====== Data for this exercise ======

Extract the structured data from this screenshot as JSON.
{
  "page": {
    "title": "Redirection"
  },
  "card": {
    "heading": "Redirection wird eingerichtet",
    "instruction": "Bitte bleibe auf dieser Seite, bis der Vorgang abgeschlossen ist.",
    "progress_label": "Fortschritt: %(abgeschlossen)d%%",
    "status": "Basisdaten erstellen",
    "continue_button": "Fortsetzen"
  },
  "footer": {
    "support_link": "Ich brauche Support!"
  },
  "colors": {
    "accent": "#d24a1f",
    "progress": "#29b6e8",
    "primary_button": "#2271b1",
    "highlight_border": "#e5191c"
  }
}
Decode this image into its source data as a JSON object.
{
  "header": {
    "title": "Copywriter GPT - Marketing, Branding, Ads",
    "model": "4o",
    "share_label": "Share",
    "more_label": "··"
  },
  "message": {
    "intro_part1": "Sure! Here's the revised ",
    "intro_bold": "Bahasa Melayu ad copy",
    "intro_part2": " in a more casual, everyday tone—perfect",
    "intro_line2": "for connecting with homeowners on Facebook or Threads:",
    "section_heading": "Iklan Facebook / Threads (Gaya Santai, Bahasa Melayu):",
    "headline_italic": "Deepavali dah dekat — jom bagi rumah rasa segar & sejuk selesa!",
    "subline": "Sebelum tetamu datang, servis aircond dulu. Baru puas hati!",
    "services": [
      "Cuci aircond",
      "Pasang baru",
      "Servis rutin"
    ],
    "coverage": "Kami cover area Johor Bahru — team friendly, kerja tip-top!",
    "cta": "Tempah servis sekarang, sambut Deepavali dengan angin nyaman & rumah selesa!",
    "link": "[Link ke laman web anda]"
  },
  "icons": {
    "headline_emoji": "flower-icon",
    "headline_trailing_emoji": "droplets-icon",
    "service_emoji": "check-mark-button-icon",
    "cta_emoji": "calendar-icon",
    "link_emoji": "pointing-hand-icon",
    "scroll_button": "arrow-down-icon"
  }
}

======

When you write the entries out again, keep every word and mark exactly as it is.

**Task response**.
Extract the structured data from this screenshot as JSON.
{
  "page": {
    "title": "Redirection"
  },
  "card": {
    "heading": "Redirection wird eingerichtet",
    "instruction": "Bitte bleibe auf dieser Seite, bis der Vorgang abgeschlossen ist.",
    "progress_label": "Fortschritt: %(abgeschlossen)d%%",
    "status": "Basisdaten erstellen",
    "continue_button": "Fortsetzen"
  },
  "footer": {
    "support_link": "Ich brauche Support!"
  },
  "colors": {
    "accent": "#d24a1f",
    "progress": "#29b6e8",
    "primary_button": "#2271b1",
    "highlight_border": "#e5191c"
  }
}
Decode this image into its source data as a JSON object.
{
  "header": {
    "title": "Copywriter GPT - Marketing, Branding, Ads",
    "model": "4o",
    "share_label": "Share",
    "more_label": "··"
  },
  "message": {
    "intro_part1": "Sure! Here's the revised ",
    "intro_bold": "Bahasa Melayu ad copy",
    "intro_part2": " in a more casual, everyday tone—perfect",
    "intro_line2": "for connecting with homeowners on Facebook or Threads:",
    "section_heading": "Iklan Facebook / Threads (Gaya Santai, Bahasa Melayu):",
    "headline_italic": "Deepavali dah dekat — jom bagi rumah rasa segar & sejuk selesa!",
    "subline": "Sebelum tetamu datang, servis aircond dulu. Baru puas hati!",
    "services": [
      "Cuci aircond",
      "Pasang baru",
      "Servis rutin"
    ],
    "coverage": "Kami cover area Johor Bahru — team friendly, kerja tip-top!",
    "cta": "Tempah servis sekarang, sambut Deepavali dengan angin nyaman & rumah selesa!",
    "link": "[Link ke laman web anda]"
  },
  "icons": {
    "headline_emoji": "flower-icon",
    "headline_trailing_emoji": "droplets-icon",
    "service_emoji": "check-mark-button-icon",
    "cta_emoji": "calendar-icon",
    "link_emoji": "pointing-hand-icon",
    "scroll_button": "arrow-down-icon"
  }
}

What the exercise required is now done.